The level of dependence on externally manufactured goods is problematic, as access to COVID-19 vaccines has reminded Africans. Local manufacturing of pharmaceuticals in the continent is, therefore, no longer an option. In fact, the continent produces only 3% of the medicines consumed by its people. Pharmaceutical supply chains have multiple intermediaries, contributing to the fact that drugs sold in Sub- Saharan Africa are often the most expensive in the world. In addition, Africa has the highest prevalence of substandard and falsified medicines (30%). These challenges have largely been attributed to weak or absent drug regulatory systems, with unclear policies and incomplete or inconsistent legal and regulatory frameworks. Acting at this level is therefore critically important. Africa´s leaders have made development of the pharmaceutical industry a key priority, as enshrined in the African Union´s Vision 2063, ´The Africa We Want´. Increasing the local manufacturing of vaccine, medicines and therapeutics requires partnerships between governments and companies for additional investments in science, technology, and innovation to improve health, spur economic growth, and reduce poverty across the continent. As African Union Special Envoy for the establishment of the African Medicine Agency, I am strongly committed to continue advocating for three transformative actions:

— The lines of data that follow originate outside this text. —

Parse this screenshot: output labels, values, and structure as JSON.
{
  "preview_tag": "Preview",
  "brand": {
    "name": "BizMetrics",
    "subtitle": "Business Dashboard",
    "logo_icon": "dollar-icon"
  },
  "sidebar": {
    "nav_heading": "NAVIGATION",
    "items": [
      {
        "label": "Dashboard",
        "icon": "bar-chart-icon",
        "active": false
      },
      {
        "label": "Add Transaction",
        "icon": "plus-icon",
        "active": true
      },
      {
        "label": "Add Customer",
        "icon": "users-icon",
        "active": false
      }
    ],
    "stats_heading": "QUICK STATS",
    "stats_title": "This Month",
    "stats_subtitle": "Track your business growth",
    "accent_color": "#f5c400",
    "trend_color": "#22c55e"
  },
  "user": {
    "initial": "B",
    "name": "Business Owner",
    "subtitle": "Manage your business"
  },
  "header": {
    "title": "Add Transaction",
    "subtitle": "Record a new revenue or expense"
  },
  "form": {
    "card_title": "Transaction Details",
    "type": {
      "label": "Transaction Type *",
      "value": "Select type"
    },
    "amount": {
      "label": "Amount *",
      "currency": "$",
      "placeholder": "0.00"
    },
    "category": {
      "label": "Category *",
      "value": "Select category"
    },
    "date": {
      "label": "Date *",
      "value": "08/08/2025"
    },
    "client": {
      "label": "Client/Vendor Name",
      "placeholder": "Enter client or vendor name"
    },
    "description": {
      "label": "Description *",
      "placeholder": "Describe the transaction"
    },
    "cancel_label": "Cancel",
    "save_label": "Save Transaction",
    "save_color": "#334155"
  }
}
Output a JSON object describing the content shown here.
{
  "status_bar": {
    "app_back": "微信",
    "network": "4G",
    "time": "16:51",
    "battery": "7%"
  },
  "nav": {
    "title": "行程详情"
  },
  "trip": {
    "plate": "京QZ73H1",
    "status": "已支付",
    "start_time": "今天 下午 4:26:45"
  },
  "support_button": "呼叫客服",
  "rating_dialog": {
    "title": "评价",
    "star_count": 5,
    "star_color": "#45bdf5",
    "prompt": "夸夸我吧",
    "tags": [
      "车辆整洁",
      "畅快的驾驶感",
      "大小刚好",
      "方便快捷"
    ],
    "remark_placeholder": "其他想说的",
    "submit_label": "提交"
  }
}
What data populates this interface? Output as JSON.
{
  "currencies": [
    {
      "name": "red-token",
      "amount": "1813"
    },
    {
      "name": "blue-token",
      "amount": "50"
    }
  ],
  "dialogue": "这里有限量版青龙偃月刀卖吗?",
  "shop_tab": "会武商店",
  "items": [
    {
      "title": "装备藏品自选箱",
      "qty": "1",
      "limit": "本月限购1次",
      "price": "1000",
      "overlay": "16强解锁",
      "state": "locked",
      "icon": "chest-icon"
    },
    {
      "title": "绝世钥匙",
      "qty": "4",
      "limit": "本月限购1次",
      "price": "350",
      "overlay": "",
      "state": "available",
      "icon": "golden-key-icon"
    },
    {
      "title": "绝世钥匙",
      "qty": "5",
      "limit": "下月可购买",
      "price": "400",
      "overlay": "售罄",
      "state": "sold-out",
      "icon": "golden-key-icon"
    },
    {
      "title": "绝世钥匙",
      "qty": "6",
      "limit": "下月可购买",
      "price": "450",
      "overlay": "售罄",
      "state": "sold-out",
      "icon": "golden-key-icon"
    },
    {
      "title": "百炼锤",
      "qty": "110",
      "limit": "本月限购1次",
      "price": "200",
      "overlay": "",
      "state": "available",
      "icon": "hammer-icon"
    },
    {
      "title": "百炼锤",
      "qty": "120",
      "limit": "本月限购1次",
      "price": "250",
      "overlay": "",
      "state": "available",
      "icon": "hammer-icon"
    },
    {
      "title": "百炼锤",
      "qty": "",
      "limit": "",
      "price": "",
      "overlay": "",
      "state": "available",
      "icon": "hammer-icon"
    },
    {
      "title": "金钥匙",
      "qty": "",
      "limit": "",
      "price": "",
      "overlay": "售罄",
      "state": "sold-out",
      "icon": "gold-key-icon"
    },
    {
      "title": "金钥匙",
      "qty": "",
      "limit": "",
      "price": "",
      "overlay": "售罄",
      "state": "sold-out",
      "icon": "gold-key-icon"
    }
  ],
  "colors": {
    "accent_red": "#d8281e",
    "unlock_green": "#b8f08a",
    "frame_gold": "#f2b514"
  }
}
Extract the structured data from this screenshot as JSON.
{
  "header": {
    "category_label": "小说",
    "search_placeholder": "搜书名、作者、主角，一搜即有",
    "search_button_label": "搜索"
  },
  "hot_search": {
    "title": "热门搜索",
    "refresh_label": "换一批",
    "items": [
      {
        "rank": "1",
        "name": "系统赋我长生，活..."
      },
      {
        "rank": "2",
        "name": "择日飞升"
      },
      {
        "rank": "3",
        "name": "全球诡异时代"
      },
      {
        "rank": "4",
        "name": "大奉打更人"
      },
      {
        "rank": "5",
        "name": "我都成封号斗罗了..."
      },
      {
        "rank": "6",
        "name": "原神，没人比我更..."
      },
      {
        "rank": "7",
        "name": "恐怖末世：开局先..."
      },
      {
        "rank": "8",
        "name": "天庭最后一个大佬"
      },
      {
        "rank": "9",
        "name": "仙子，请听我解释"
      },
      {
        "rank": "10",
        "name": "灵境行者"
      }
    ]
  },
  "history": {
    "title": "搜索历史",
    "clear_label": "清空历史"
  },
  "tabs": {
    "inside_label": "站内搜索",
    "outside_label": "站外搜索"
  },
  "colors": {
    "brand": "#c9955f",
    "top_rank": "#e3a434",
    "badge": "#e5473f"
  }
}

- Establish protective regulatory context for developing Hubs of Excellence for the production of vaccines, medicines and therapeutics
- Africanize Research and Development while galvanizing innovation and transfer of technology
- Mutualize competencies and think in terms of economies of scale.
How do you hope to achieve greater awareness and engagement for global health in your new role at the Virchow Foundation for Global Health? How can the Virchow Prize for Global Health help to increase awareness?
I am privileged to serve as Co-Chair of the Virchow Foundation for Global Health Council. The Foundation offers a unique platform to advocate for a transformative global agenda grounded in health equity and social justice, powerful scientific and medical tools, partnerships with governments, scientists, international organisations and civil society, and programmes that work to advance global health. I am convinced that the prestigious Virchow Prize for Global Health will contribute significantly to raising awareness and incentivising innovation to address critical public health challenges that Africa and the world are facing. I look forward to working with the other eminent members of the Council on this exciting endeavour.
Meet the Members of the Virchow Foundation for Global Health Council: www.virchowprize.org/council/